"It's strange that Assen hasn't been postponed yet. It's clear the virus is not under control and I'm sure with all the travel restrictions we'll be at a standstill maybe well into July at the earliest," he said.

"It may not be a full 13-round series, but organisers will want the Championship finished and they will be trying their best to get it done. I'm champing at the bit to get back on my bike, I really miss it, I miss my team - I miss everybody. But that's not important right now."

Rea also believes the mental challenge of staying indoors for the foreseeable future is a major issue.

He has set up his own YouTube channel with "cool content" including cookery and teaching his four-year-old son to ride a motorbike.

"What's more important now is the mental aspect - I've a back garden to get out to escape to but many people aren't that fortunate so it's important people stay mentally strong throughout this period," Rea added.

"They just have to pick the simplest things that make them happy and try to achieve that goal that day because I can see that being a huge problem. I usually live my life at 200mph so to completely stop is going to be a big change.

"It's about people being clever and not panicking. With panic buying, I just don't understand people going out and buying so much as if stores are going to close their doors. Everyone will still have essential needs.

"It's going to be a challenge in the next few weeks, especially with kids off school. We just have to go with it and fight this pandemic. It's about good hygiene, staying away from those most vulnerable and getting through this as best we can."

With all motorcycle sport in Ireland and indeed the rest of the world on hold indefinitely due to the pandemic, the Cookstown-based Burrows Engineering/RK Racing Team, like everyone else, have been left frustrated with the current situation but are already looking towards 2021.

Team principal John Burrows said: "No one could have foretold what was going to happen with the coronavirus outbreak this year and of course we are all disappointed as a team that we won't be going racing for some time, but racing takes a back seat under these circumstances with the health of everyone the biggest priority.

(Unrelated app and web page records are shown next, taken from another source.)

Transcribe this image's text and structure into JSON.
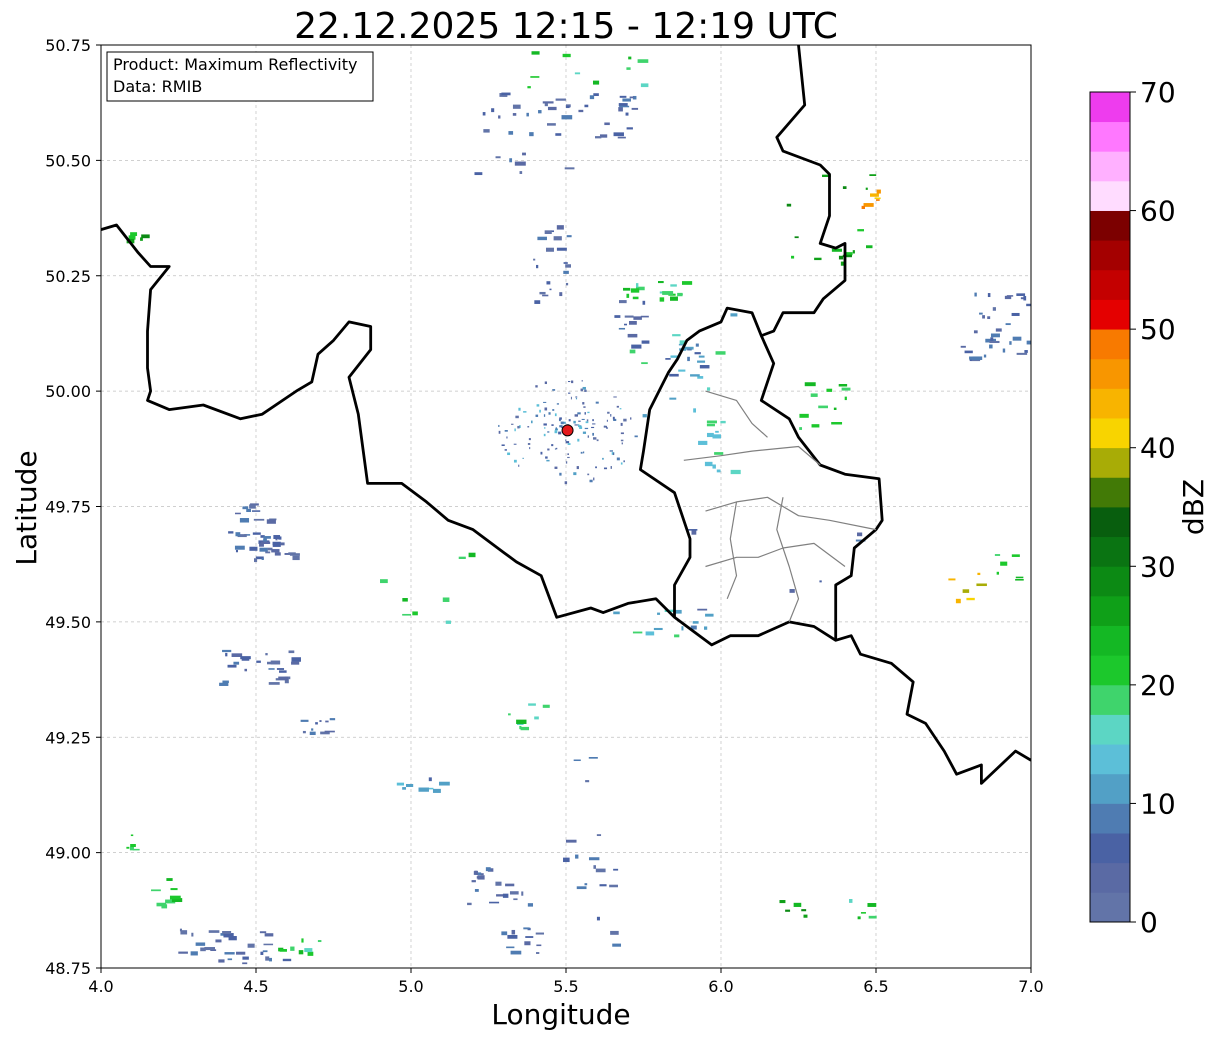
{
  "chart_data": {
    "type": "heatmap",
    "title": "22.12.2025 12:15 - 12:19 UTC",
    "xlabel": "Longitude",
    "ylabel": "Latitude",
    "xlim": [
      4.0,
      7.0
    ],
    "ylim": [
      48.75,
      50.75
    ],
    "x_ticks": [
      "4.0",
      "4.5",
      "5.0",
      "5.5",
      "6.0",
      "6.5",
      "7.0"
    ],
    "y_ticks": [
      "48.75",
      "49.00",
      "49.25",
      "49.50",
      "49.75",
      "50.00",
      "50.25",
      "50.50",
      "50.75"
    ],
    "grid": true,
    "annotation": {
      "product": "Product: Maximum Reflectivity",
      "data": "Data: RMIB",
      "placement": "top-left"
    },
    "radar_site": {
      "lon": 5.505,
      "lat": 49.915,
      "color": "#e41a1c"
    },
    "colorbar": {
      "label": "dBZ",
      "min": 0,
      "max": 70,
      "step": 2.5,
      "ticks": [
        "0",
        "10",
        "20",
        "30",
        "40",
        "50",
        "60",
        "70"
      ],
      "colors": [
        "#6274a8",
        "#5a6aa4",
        "#4a62a4",
        "#4f7cb2",
        "#52a0c6",
        "#5cbfd8",
        "#5cd6c4",
        "#3fd46c",
        "#1cc82c",
        "#14b824",
        "#0fa018",
        "#0c8a14",
        "#0a7412",
        "#085e0e",
        "#427a06",
        "#a8ac06",
        "#f8d400",
        "#f8b400",
        "#f89600",
        "#f87a00",
        "#e40000",
        "#c40000",
        "#a40000",
        "#7c0000",
        "#ffdcff",
        "#ffb0ff",
        "#ff78ff",
        "#ee3cee"
      ]
    },
    "echoes": [
      {
        "lon": 4.48,
        "lat": 49.7,
        "dbz": 5,
        "n": 24,
        "sx": 0.09,
        "sy": 0.06
      },
      {
        "lon": 4.55,
        "lat": 49.66,
        "dbz": 5,
        "n": 18,
        "sx": 0.07,
        "sy": 0.03
      },
      {
        "lon": 4.5,
        "lat": 49.4,
        "dbz": 5,
        "n": 26,
        "sx": 0.12,
        "sy": 0.04
      },
      {
        "lon": 4.68,
        "lat": 49.28,
        "dbz": 5,
        "n": 10,
        "sx": 0.06,
        "sy": 0.02
      },
      {
        "lon": 4.42,
        "lat": 48.8,
        "dbz": 5,
        "n": 30,
        "sx": 0.18,
        "sy": 0.04
      },
      {
        "lon": 4.62,
        "lat": 48.8,
        "dbz": 20,
        "n": 8,
        "sx": 0.08,
        "sy": 0.02
      },
      {
        "lon": 5.5,
        "lat": 50.6,
        "dbz": 5,
        "n": 34,
        "sx": 0.22,
        "sy": 0.05
      },
      {
        "lon": 5.45,
        "lat": 50.28,
        "dbz": 5,
        "n": 20,
        "sx": 0.06,
        "sy": 0.1
      },
      {
        "lon": 5.78,
        "lat": 50.22,
        "dbz": 20,
        "n": 16,
        "sx": 0.1,
        "sy": 0.02
      },
      {
        "lon": 5.7,
        "lat": 50.15,
        "dbz": 5,
        "n": 12,
        "sx": 0.05,
        "sy": 0.05
      },
      {
        "lon": 5.88,
        "lat": 50.07,
        "dbz": 10,
        "n": 16,
        "sx": 0.06,
        "sy": 0.04
      },
      {
        "lon": 5.98,
        "lat": 49.88,
        "dbz": 15,
        "n": 12,
        "sx": 0.06,
        "sy": 0.06
      },
      {
        "lon": 6.35,
        "lat": 50.38,
        "dbz": 25,
        "n": 16,
        "sx": 0.14,
        "sy": 0.1
      },
      {
        "lon": 6.48,
        "lat": 50.42,
        "dbz": 45,
        "n": 6,
        "sx": 0.03,
        "sy": 0.02
      },
      {
        "lon": 6.88,
        "lat": 50.15,
        "dbz": 5,
        "n": 34,
        "sx": 0.11,
        "sy": 0.08
      },
      {
        "lon": 6.3,
        "lat": 49.98,
        "dbz": 20,
        "n": 12,
        "sx": 0.1,
        "sy": 0.06
      },
      {
        "lon": 5.28,
        "lat": 48.93,
        "dbz": 5,
        "n": 20,
        "sx": 0.1,
        "sy": 0.04
      },
      {
        "lon": 5.35,
        "lat": 48.81,
        "dbz": 5,
        "n": 12,
        "sx": 0.06,
        "sy": 0.03
      },
      {
        "lon": 5.8,
        "lat": 49.5,
        "dbz": 15,
        "n": 12,
        "sx": 0.16,
        "sy": 0.03
      },
      {
        "lon": 6.78,
        "lat": 49.58,
        "dbz": 40,
        "n": 6,
        "sx": 0.05,
        "sy": 0.04
      },
      {
        "lon": 6.92,
        "lat": 49.62,
        "dbz": 20,
        "n": 6,
        "sx": 0.04,
        "sy": 0.03
      },
      {
        "lon": 5.38,
        "lat": 49.3,
        "dbz": 20,
        "n": 8,
        "sx": 0.1,
        "sy": 0.03
      },
      {
        "lon": 5.02,
        "lat": 49.15,
        "dbz": 10,
        "n": 8,
        "sx": 0.08,
        "sy": 0.02
      },
      {
        "lon": 4.2,
        "lat": 48.92,
        "dbz": 20,
        "n": 8,
        "sx": 0.04,
        "sy": 0.04
      },
      {
        "lon": 4.08,
        "lat": 49.02,
        "dbz": 20,
        "n": 5,
        "sx": 0.03,
        "sy": 0.03
      },
      {
        "lon": 5.3,
        "lat": 50.55,
        "dbz": 5,
        "n": 14,
        "sx": 0.2,
        "sy": 0.08
      },
      {
        "lon": 5.9,
        "lat": 50.05,
        "dbz": 15,
        "n": 10,
        "sx": 0.2,
        "sy": 0.16
      },
      {
        "lon": 6.15,
        "lat": 49.6,
        "dbz": 5,
        "n": 8,
        "sx": 0.3,
        "sy": 0.14
      },
      {
        "lon": 5.1,
        "lat": 49.6,
        "dbz": 20,
        "n": 8,
        "sx": 0.2,
        "sy": 0.1
      },
      {
        "lon": 4.1,
        "lat": 50.33,
        "dbz": 25,
        "n": 5,
        "sx": 0.03,
        "sy": 0.02
      },
      {
        "lon": 5.55,
        "lat": 49.1,
        "dbz": 5,
        "n": 10,
        "sx": 0.06,
        "sy": 0.2
      },
      {
        "lon": 5.58,
        "lat": 48.9,
        "dbz": 5,
        "n": 8,
        "sx": 0.08,
        "sy": 0.1
      },
      {
        "lon": 6.22,
        "lat": 48.88,
        "dbz": 25,
        "n": 5,
        "sx": 0.05,
        "sy": 0.02
      },
      {
        "lon": 6.45,
        "lat": 48.88,
        "dbz": 20,
        "n": 5,
        "sx": 0.04,
        "sy": 0.02
      },
      {
        "lon": 5.55,
        "lat": 50.7,
        "dbz": 20,
        "n": 10,
        "sx": 0.2,
        "sy": 0.04
      }
    ]
  }
}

"I have two elderly parents and they, along with my family, are my biggest concern right now.

"We had big plans for this season with Paul Jordan and Mike Browne joining the team and with racing most likely to be wiped out, I see little reason to change things for 2021 and my plan is to keep both riders with the team."

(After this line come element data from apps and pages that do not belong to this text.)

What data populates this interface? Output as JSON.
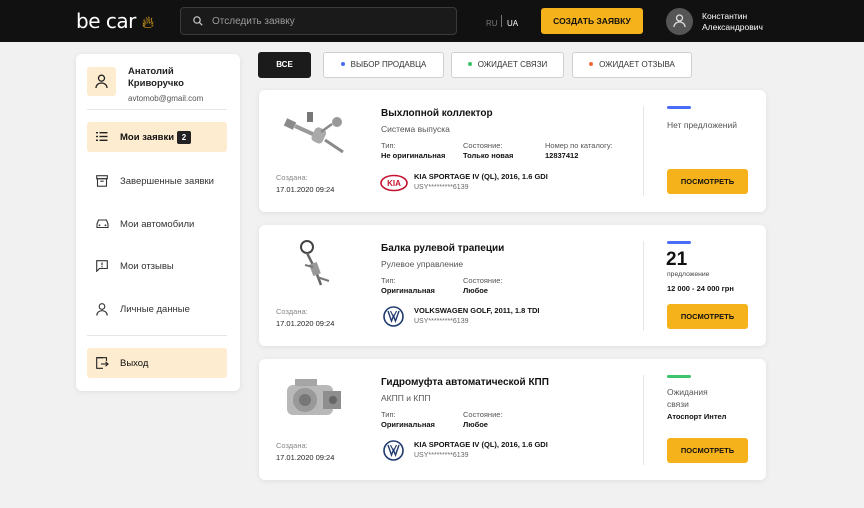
{
  "header": {
    "logo_text": "be car",
    "logo_icon": "flame-icon",
    "search_placeholder": "Отследить заявку",
    "lang_ru": "RU",
    "lang_ua": "UA",
    "create_button": "Создать заявку",
    "user_name_line1": "Константин",
    "user_name_line2": "Александрович"
  },
  "sidebar": {
    "profile_name_line1": "Анатолий",
    "profile_name_line2": "Криворучко",
    "profile_email": "avtomob@gmail.com",
    "items": [
      {
        "label": "Мои заявки",
        "badge": "2",
        "icon": "list-icon",
        "active": true
      },
      {
        "label": "Завершенные заявки",
        "icon": "archive-icon",
        "active": false
      },
      {
        "label": "Мои автомобили",
        "icon": "car-icon",
        "active": false
      },
      {
        "label": "Мои отзывы",
        "icon": "review-icon",
        "active": false
      },
      {
        "label": "Личные данные",
        "icon": "person-icon",
        "active": false
      }
    ],
    "logout_label": "Выход"
  },
  "filters": [
    {
      "label": "Все",
      "active": true
    },
    {
      "label": "Выбор продавца",
      "dot_color": "#4a6cf7"
    },
    {
      "label": "Ожидает связи",
      "dot_color": "#3cc46a"
    },
    {
      "label": "Ожидает отзыва",
      "dot_color": "#f06a3a"
    }
  ],
  "colors": {
    "accent": "#f5b21b",
    "header_bg": "#111111",
    "status_blue": "#4a6cf7",
    "status_green": "#3cc46a"
  },
  "cards": [
    {
      "title": "Выхлопной коллектор",
      "subtitle": "Система выпуска",
      "type_label": "Тип:",
      "type_value": "Не оригинальная",
      "state_label": "Состояние:",
      "state_value": "Только новая",
      "catalog_label": "Номер по каталогу:",
      "catalog_value": "12837412",
      "created_label": "Создана:",
      "created_value": "17.01.2020 09:24",
      "brand": "KIA",
      "car": "KIA SPORTAGE IV (QL), 2016, 1.6 GDI",
      "vin": "USY*********6139",
      "status_text": "Нет предложений",
      "button": "Посмотреть"
    },
    {
      "title": "Балка рулевой трапеции",
      "subtitle": "Рулевое управление",
      "type_label": "Тип:",
      "type_value": "Оригинальная",
      "state_label": "Состояние:",
      "state_value": "Любое",
      "created_label": "Создана:",
      "created_value": "17.01.2020 09:24",
      "brand": "VW",
      "car": "VOLKSWAGEN GOLF, 2011, 1.8 TDI",
      "vin": "USY*********6139",
      "offers_count": "21",
      "offers_label": "предложение",
      "price_range": "12 000 - 24 000 грн",
      "button": "Посмотреть"
    },
    {
      "title": "Гидромуфта автоматической КПП",
      "subtitle": "АКПП и КПП",
      "type_label": "Тип:",
      "type_value": "Оригинальная",
      "state_label": "Состояние:",
      "state_value": "Любое",
      "created_label": "Создана:",
      "created_value": "17.01.2020 09:24",
      "brand": "VW",
      "car": "KIA SPORTAGE IV (QL), 2016, 1.6 GDI",
      "vin": "USY*********6139",
      "status_text": "Ожидания связи",
      "seller": "Атоспорт Интел",
      "button": "Посмотреть"
    }
  ]
}
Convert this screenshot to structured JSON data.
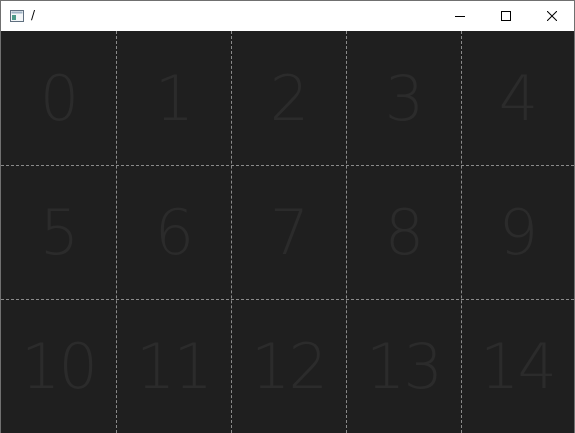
{
  "window": {
    "title": "/",
    "icon": "app-window-icon",
    "controls": {
      "minimize": "minimize-icon",
      "maximize": "maximize-icon",
      "close": "close-icon"
    }
  },
  "grid": {
    "columns": 5,
    "rows": 3,
    "cells": [
      "0",
      "1",
      "2",
      "3",
      "4",
      "5",
      "6",
      "7",
      "8",
      "9",
      "10",
      "11",
      "12",
      "13",
      "14"
    ]
  },
  "colors": {
    "background": "#1f1f1f",
    "grid_line": "#8a8a8a",
    "cell_text": "#2b2b2b",
    "titlebar": "#ffffff"
  }
}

Magherafelt man Jordan commented: "I'm gutted with how things have turned out this year. I've trained harder than ever over the winter and I've never been fitter.

"However, we have to be patient and look at the bigger picture as we are unlikely to be going racing any time soon.

"I'm grateful that I've joined a team like John's, who has come out and said I still have a ride on his bikes next season. John has put a huge effort into the 600cc Yamaha that he has got me for the roads and I just wanted to get out there and ride the wheels off it and repay him for that."

Browne, from Cork, said: "From a racing point of view it's a disaster, but things have obviously changed in a big way and we are all in the same boat.

"The situation has become a lot more serious and I'm worried about my family like everyone else. If things change for the better at a later date and we go racing, I'll be ready.

Belfast Telegraph